such money is not abused, and it is smoothly disbursed to the real victims?
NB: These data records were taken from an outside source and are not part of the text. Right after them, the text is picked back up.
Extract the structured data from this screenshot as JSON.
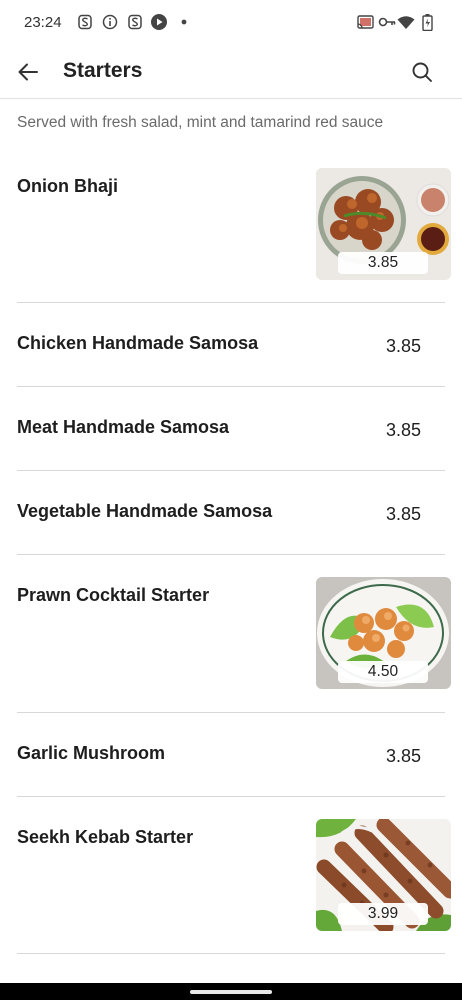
{
  "status_bar": {
    "time": "23:24",
    "icons": [
      "s-app-icon",
      "info-icon",
      "s-app-icon",
      "media-icon",
      "dot-icon",
      "cast-icon",
      "vpn-key-icon",
      "wifi-icon",
      "battery-icon"
    ]
  },
  "app_bar": {
    "title": "Starters",
    "back_icon": "arrow-left-icon",
    "search_icon": "search-icon"
  },
  "subtitle": "Served with fresh salad, mint and tamarind red sauce",
  "items": [
    {
      "name": "Onion Bhaji",
      "price": "3.85",
      "has_image": true,
      "image": "onion-bhaji-photo"
    },
    {
      "name": "Chicken Handmade Samosa",
      "price": "3.85",
      "has_image": false
    },
    {
      "name": "Meat Handmade Samosa",
      "price": "3.85",
      "has_image": false
    },
    {
      "name": "Vegetable Handmade Samosa",
      "price": "3.85",
      "has_image": false
    },
    {
      "name": "Prawn Cocktail Starter",
      "price": "4.50",
      "has_image": true,
      "image": "prawn-photo"
    },
    {
      "name": "Garlic Mushroom",
      "price": "3.85",
      "has_image": false
    },
    {
      "name": "Seekh Kebab Starter",
      "price": "3.99",
      "has_image": true,
      "image": "seekh-kebab-photo"
    }
  ],
  "colors": {
    "divider": "#d8d8d8",
    "text": "#1e1e1e",
    "subtitle": "#6a6a6a",
    "nav_bar": "#000000"
  }
}
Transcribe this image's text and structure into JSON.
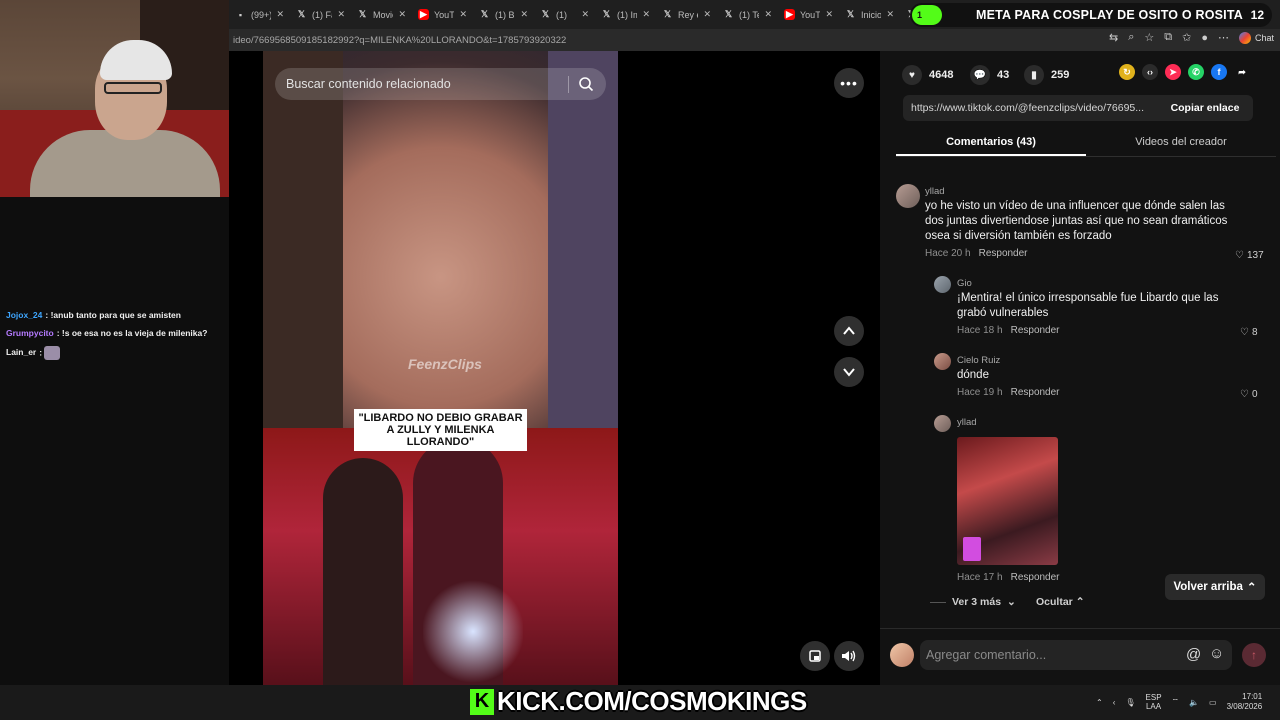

And
at what stage does a State government meet the standards for a particular
Sanusi’s supposed good act appeared to look unacceptable in the eyes of ethical
conduct as it may lack legal precedence and it came out with unequal
compensation and commitments to many other States with similar challenges and
Even if this public fund was not the solo decision of the CBN Governor and that
he may have received the blessing of the federal government the action is still
out of line with standard democratic practice, as it the President and the
National Assembly that would have publicly used the CBN as its representative to
hand out the money from the national treasury.
Why this is important is that any time in the future which include tomorrow any
head to an executive or governmental body could wake up from bed with his wife,
simply bypass the National Assembly or the President as well as the Executive
Council of the Federation, and on the basis that the affected region or State is
his or her own native place ‘dish’ out N100 million cash or more in a free
At a time when monetary, ethnic and religious tension appears to be very high
and everywhere in the nation, this type of narrow judgment could further soil
our relationships and make the administration look more silly in the eyes of the
people and the international world.
Now it is up to the CBN and other major government bodies, or the Federal
Government as a whole to inform and educate the nation on the ethics and law
guiding public donation, relief fund and victim compensation.
John Egbeazien Oshodi, Ph.D., is a Forensic/Clinical Psychologist and the
Secretary-General of the Nigeria Psychological Association (NPA), Abuja.